Records for this task:
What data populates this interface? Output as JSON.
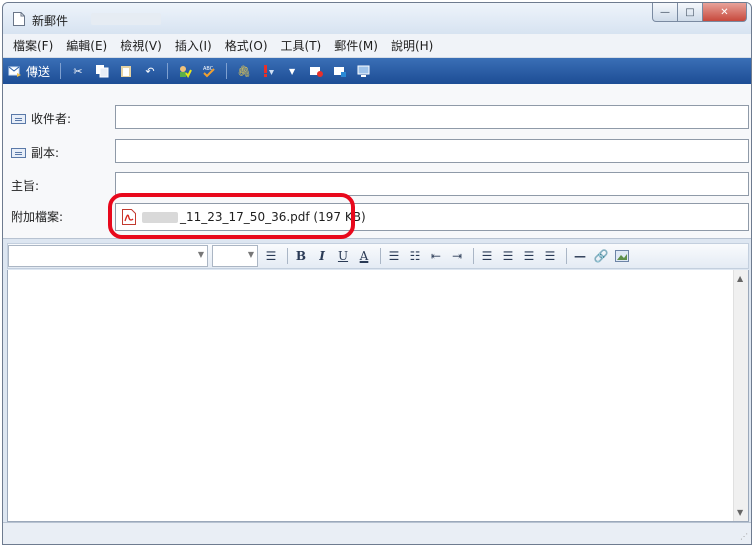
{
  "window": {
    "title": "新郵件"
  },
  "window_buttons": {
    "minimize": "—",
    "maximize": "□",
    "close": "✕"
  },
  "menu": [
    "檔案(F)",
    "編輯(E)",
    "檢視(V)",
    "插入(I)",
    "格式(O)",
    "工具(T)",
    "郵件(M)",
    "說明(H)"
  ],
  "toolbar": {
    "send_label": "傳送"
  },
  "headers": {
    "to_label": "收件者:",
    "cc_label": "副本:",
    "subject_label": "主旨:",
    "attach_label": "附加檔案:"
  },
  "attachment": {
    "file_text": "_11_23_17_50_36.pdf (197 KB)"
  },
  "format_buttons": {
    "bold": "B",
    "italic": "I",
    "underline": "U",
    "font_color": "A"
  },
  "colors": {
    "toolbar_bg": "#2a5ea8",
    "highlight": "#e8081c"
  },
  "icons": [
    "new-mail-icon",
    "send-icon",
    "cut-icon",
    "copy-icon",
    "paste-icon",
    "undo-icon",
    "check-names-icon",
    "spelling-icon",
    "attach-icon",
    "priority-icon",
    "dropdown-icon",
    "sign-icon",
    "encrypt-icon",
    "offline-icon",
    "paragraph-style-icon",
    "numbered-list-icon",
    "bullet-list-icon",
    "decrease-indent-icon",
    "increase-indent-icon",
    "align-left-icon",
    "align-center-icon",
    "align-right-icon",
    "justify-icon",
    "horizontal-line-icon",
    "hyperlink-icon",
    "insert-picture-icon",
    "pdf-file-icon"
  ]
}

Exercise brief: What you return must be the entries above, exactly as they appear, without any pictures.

Solution for this task:
What data populates this interface? Output as JSON.
{
  "window": {
    "title": "新郵件"
  },
  "window_buttons": {
    "minimize": "—",
    "maximize": "□",
    "close": "✕"
  },
  "menu": [
    "檔案(F)",
    "編輯(E)",
    "檢視(V)",
    "插入(I)",
    "格式(O)",
    "工具(T)",
    "郵件(M)",
    "說明(H)"
  ],
  "toolbar": {
    "send_label": "傳送"
  },
  "headers": {
    "to_label": "收件者:",
    "cc_label": "副本:",
    "subject_label": "主旨:",
    "attach_label": "附加檔案:"
  },
  "attachment": {
    "file_text": "_11_23_17_50_36.pdf (197 KB)"
  },
  "format_buttons": {
    "bold": "B",
    "italic": "I",
    "underline": "U",
    "font_color": "A"
  },
  "colors": {
    "toolbar_bg": "#2a5ea8",
    "highlight": "#e8081c"
  },
  "icons": [
    "new-mail-icon",
    "send-icon",
    "cut-icon",
    "copy-icon",
    "paste-icon",
    "undo-icon",
    "check-names-icon",
    "spelling-icon",
    "attach-icon",
    "priority-icon",
    "dropdown-icon",
    "sign-icon",
    "encrypt-icon",
    "offline-icon",
    "paragraph-style-icon",
    "numbered-list-icon",
    "bullet-list-icon",
    "decrease-indent-icon",
    "increase-indent-icon",
    "align-left-icon",
    "align-center-icon",
    "align-right-icon",
    "justify-icon",
    "horizontal-line-icon",
    "hyperlink-icon",
    "insert-picture-icon",
    "pdf-file-icon"
  ]
}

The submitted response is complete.